The players could be forgiven for switching off when they saw Henshaw suffering a horrible shoulder injury. With five points already secured, the prospect of a season-ending injury can infect even the most focused of minds.
Certainly, the backline re-jig without the Athlone native forced some defensive challenges and with Earls redeployed in the centre and the inexperienced Larmour on the wing the cohesion dropped and the line-speed went with it.
A superbly exciting prospect, Larmour won't want to see replays of Edoardo Gori or Matteo Minozzi's tries but he could have done with more support from those inside him.
In stepping out of a phone-box in the last two minutes he reminded everyone of what he offers in attack but that move was followed by an Earls bailout for Carbery whose risky pass allowed Matteo Bellini the sniff of a bonus point try only for the Moyross man to corner-flag him brilliantly.
A four-try Italian bonus point would have been of little consequence to the Italians, but the thought would not have sat well with the Irish ahead of their steps up in class in the weeks to come.
They will take solace in their own attacking work and intensity from the opening half.
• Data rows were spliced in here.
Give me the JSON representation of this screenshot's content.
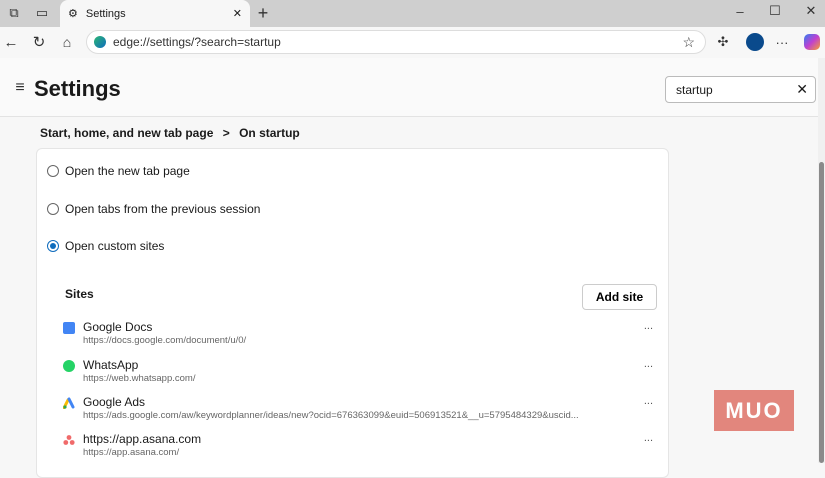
{
  "browser": {
    "tab_title": "Settings",
    "address": "edge://settings/?search=startup"
  },
  "header": {
    "title": "Settings",
    "search_value": "startup"
  },
  "breadcrumb": {
    "parent": "Start, home, and new tab page",
    "separator": ">",
    "current": "On startup"
  },
  "options": [
    {
      "label": "Open the new tab page",
      "selected": false
    },
    {
      "label": "Open tabs from the previous session",
      "selected": false
    },
    {
      "label": "Open custom sites",
      "selected": true
    }
  ],
  "sites": {
    "heading": "Sites",
    "add_label": "Add site",
    "items": [
      {
        "name": "Google Docs",
        "url": "https://docs.google.com/document/u/0/",
        "more": "..."
      },
      {
        "name": "WhatsApp",
        "url": "https://web.whatsapp.com/",
        "more": "..."
      },
      {
        "name": "Google Ads",
        "url": "https://ads.google.com/aw/keywordplanner/ideas/new?ocid=676363099&euid=506913521&__u=5795484329&uscid...",
        "more": "..."
      },
      {
        "name": "https://app.asana.com",
        "url": "https://app.asana.com/",
        "more": "..."
      }
    ]
  },
  "watermark": "MUO"
}
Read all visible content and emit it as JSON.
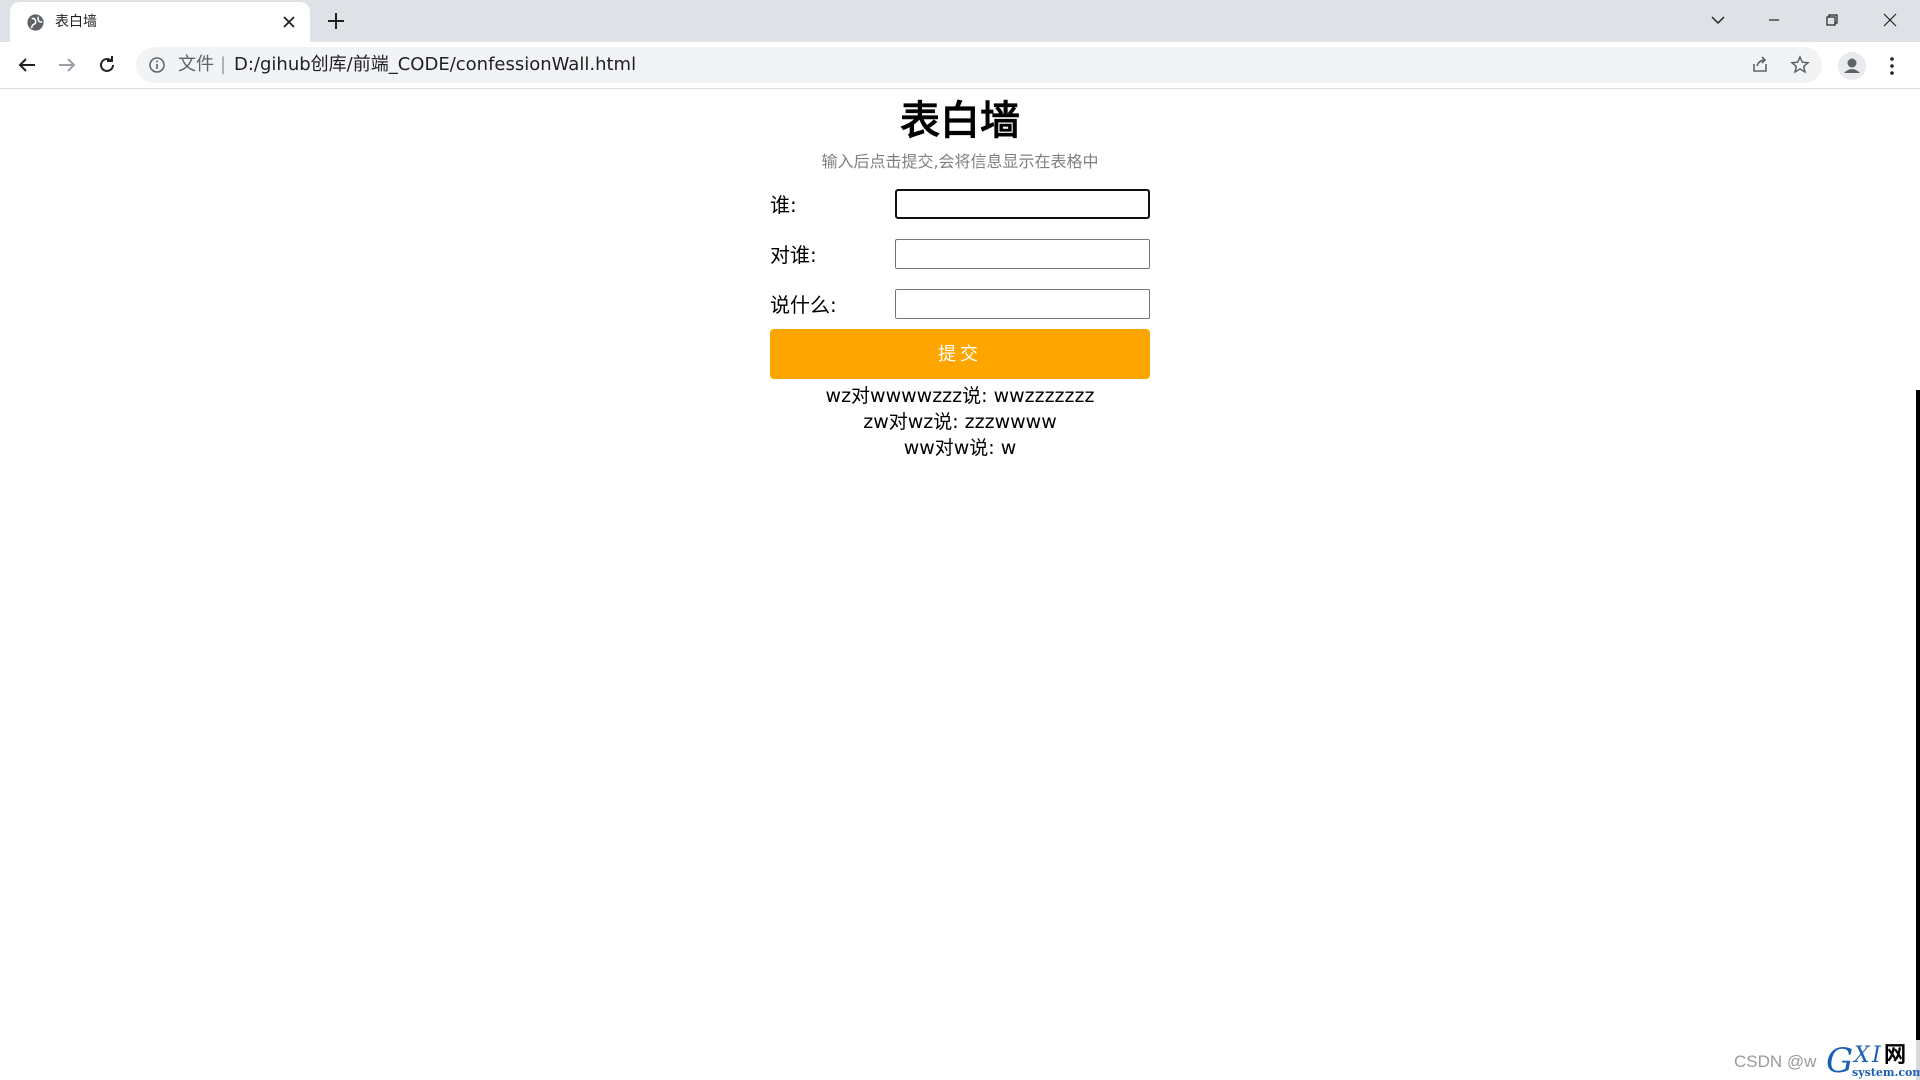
{
  "browser": {
    "tab": {
      "title": "表白墙",
      "favicon": "globe-icon",
      "close_icon": "close-icon"
    },
    "new_tab_icon": "plus-icon",
    "window_controls": [
      "chevron-down-icon",
      "minimize-icon",
      "restore-icon",
      "close-icon"
    ],
    "toolbar": {
      "back_icon": "back-arrow-icon",
      "forward_icon": "forward-arrow-icon",
      "reload_icon": "reload-icon",
      "scheme_label": "文件",
      "separator": "|",
      "url": "D:/gihub创库/前端_CODE/confessionWall.html",
      "share_icon": "share-icon",
      "bookmark_icon": "star-icon",
      "profile_icon": "profile-icon",
      "menu_icon": "kebab-menu-icon"
    }
  },
  "page": {
    "title": "表白墙",
    "subtitle": "输入后点击提交,会将信息显示在表格中",
    "form": {
      "fields": [
        {
          "label": "谁:",
          "value": ""
        },
        {
          "label": "对谁:",
          "value": ""
        },
        {
          "label": "说什么:",
          "value": ""
        }
      ],
      "submit_label": "提交"
    },
    "messages": [
      "wz对wwwwzzz说: wwzzzzzzz",
      "zw对wz说: zzzwwww",
      "ww对w说: w"
    ]
  },
  "watermark": {
    "csdn_text": "CSDN @w",
    "logo_letters": "GXI",
    "logo_cn": "网",
    "logo_domain": "system.com"
  },
  "colors": {
    "submit_button": "#ffa500",
    "subtitle": "#808080",
    "tabstrip": "#dee1e6",
    "omnibox": "#f1f3f4"
  }
}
Henshaw and Conor Murray got the ball rolling early on, before Aki scored his first international try with a hard-fought effort.
Earls added the fourth, before Henshaw damaged his shoulder while scoring a fifth. The Ulstermen took over the scoring thereafter, with captain Rory Best getting over for a rare score in between two Stockdale scores. Rob Kearney might have added another, but for referee Romain Poite getting in the way.
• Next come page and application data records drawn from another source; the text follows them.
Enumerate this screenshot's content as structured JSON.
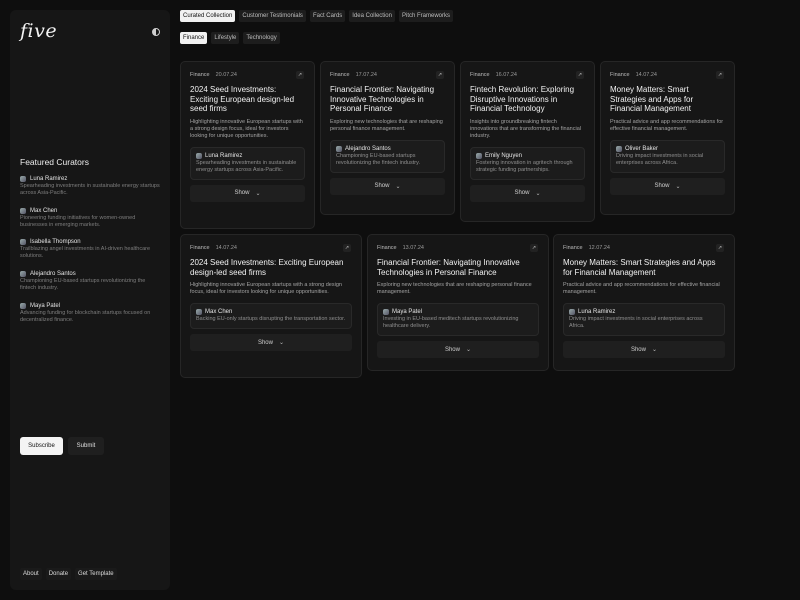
{
  "brand": {
    "logo": "five"
  },
  "sidebar": {
    "featured_title": "Featured Curators",
    "curators": [
      {
        "name": "Luna Ramirez",
        "desc": "Spearheading investments in sustainable energy startups across Asia-Pacific."
      },
      {
        "name": "Max Chen",
        "desc": "Pioneering funding initiatives for women-owned businesses in emerging markets."
      },
      {
        "name": "Isabella Thompson",
        "desc": "Trailblazing angel investments in AI-driven healthcare solutions."
      },
      {
        "name": "Alejandro Santos",
        "desc": "Championing EU-based startups revolutionizing the fintech industry."
      },
      {
        "name": "Maya Patel",
        "desc": "Advancing funding for blockchain startups focused on decentralized finance."
      }
    ],
    "subscribe_label": "Subscribe",
    "submit_label": "Submit",
    "footer": [
      "About",
      "Donate",
      "Get Template"
    ]
  },
  "top_tabs": [
    "Curated Collection",
    "Customer Testimonials",
    "Fact Cards",
    "Idea Collection",
    "Pitch Frameworks"
  ],
  "filter_tabs": [
    "Finance",
    "Lifestyle",
    "Technology"
  ],
  "show_label": "Show",
  "cards": [
    {
      "category": "Finance",
      "date": "20.07.24",
      "title": "2024 Seed Investments: Exciting European design-led seed firms",
      "summary": "Highlighting innovative European startups with a strong design focus, ideal for investors looking for unique opportunities.",
      "curator": "Luna Ramirez",
      "quote": "Spearheading investments in sustainable energy startups across Asia-Pacific."
    },
    {
      "category": "Finance",
      "date": "17.07.24",
      "title": "Financial Frontier: Navigating Innovative Technologies in Personal Finance",
      "summary": "Exploring new technologies that are reshaping personal finance management.",
      "curator": "Alejandro Santos",
      "quote": "Championing EU-based startups revolutionizing the fintech industry."
    },
    {
      "category": "Finance",
      "date": "16.07.24",
      "title": "Fintech Revolution: Exploring Disruptive Innovations in Financial Technology",
      "summary": "Insights into groundbreaking fintech innovations that are transforming the financial industry.",
      "curator": "Emily Nguyen",
      "quote": "Fostering innovation in agritech through strategic funding partnerships."
    },
    {
      "category": "Finance",
      "date": "14.07.24",
      "title": "Money Matters: Smart Strategies and Apps for Financial Management",
      "summary": "Practical advice and app recommendations for effective financial management.",
      "curator": "Oliver Baker",
      "quote": "Driving impact investments in social enterprises across Africa."
    },
    {
      "category": "Finance",
      "date": "14.07.24",
      "title": "2024 Seed Investments: Exciting European design-led seed firms",
      "summary": "Highlighting innovative European startups with a strong design focus, ideal for investors looking for unique opportunities.",
      "curator": "Max Chen",
      "quote": "Backing EU-only startups disrupting the transportation sector."
    },
    {
      "category": "Finance",
      "date": "13.07.24",
      "title": "Financial Frontier: Navigating Innovative Technologies in Personal Finance",
      "summary": "Exploring new technologies that are reshaping personal finance management.",
      "curator": "Maya Patel",
      "quote": "Investing in EU-based meditech startups revolutionizing healthcare delivery."
    },
    {
      "category": "Finance",
      "date": "12.07.24",
      "title": "Money Matters: Smart Strategies and Apps for Financial Management",
      "summary": "Practical advice and app recommendations for effective financial management.",
      "curator": "Luna Ramirez",
      "quote": "Driving impact investments in social enterprises across Africa."
    }
  ]
}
All eight conversions were good, with Carbery's three adding some comfort to Schmidt who needs his No 2 out-half to get some meaningful game-time for Leinster this weekend.
Although his wrist injury kept him out for most of December and January, it allowed the 22-year-old time to practice his kicking and it appears to have paid off.
With a mounting injury toll, Ireland will need their squad in the weeks to come. As they regroup in Athlone, tightening the defence will be high on their agenda.
Ireland - R Kearney; K Earls, R Henshaw (J Larmour 45), B Aki, J Stockdale; J Sexton (J Carbery 51), C Murray (K Marmion 51); J McGrath (C Healy 68), R Best (capt) (S Cronin 61), T Furlong (A Porter 5); I Henderson, D Toner; P O'Mahony, D Leavy, J Conan.
Italy - M Minozzi; T Benvenuti, T Boni (J Hayward 55), T Castello, M Bellini; T Allan, M Violi (E Gori 58); N Quaglio (A Lovotti 37), L Bigi (L Ghiraldini 55), SP Ferrari; A Zanni, D Budd; SL Negri (F Ruzza 58), B Steyn (M Mbanda 45), S Parisse (capt).
Ref - R Poite (France)